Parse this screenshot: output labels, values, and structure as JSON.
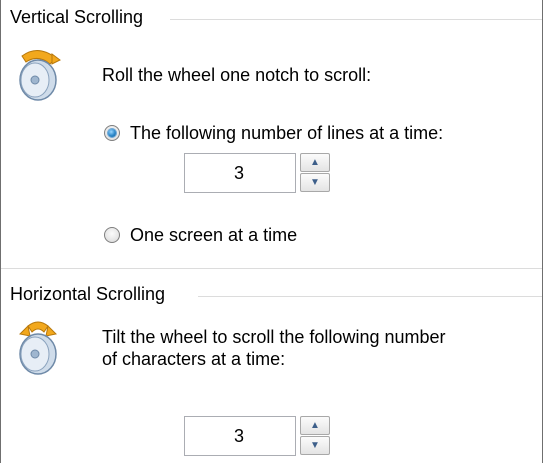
{
  "vertical": {
    "title": "Vertical Scrolling",
    "instruction": "Roll the wheel one notch to scroll:",
    "option_lines_label": "The following number of lines at a time:",
    "option_lines_selected": true,
    "lines_value": "3",
    "option_screen_label": "One screen at a time",
    "option_screen_selected": false,
    "icon": "mouse-wheel-icon"
  },
  "horizontal": {
    "title": "Horizontal Scrolling",
    "instruction_line1": "Tilt the wheel to scroll the following number",
    "instruction_line2": "of characters at a time:",
    "chars_value": "3",
    "icon": "mouse-wheel-tilt-icon"
  },
  "spinner_icons": {
    "up": "▲",
    "down": "▼"
  },
  "colors": {
    "accent": "#2a86c8",
    "wheel_amber": "#f2a81d",
    "wheel_body": "#bcd0e6"
  }
}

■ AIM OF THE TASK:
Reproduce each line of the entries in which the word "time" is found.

■ YOUR SOLUTION:
    "option_lines_label": "The following number of lines at a time:",
    "option_screen_label": "One screen at a time",
    "instruction_line2": "of characters at a time:",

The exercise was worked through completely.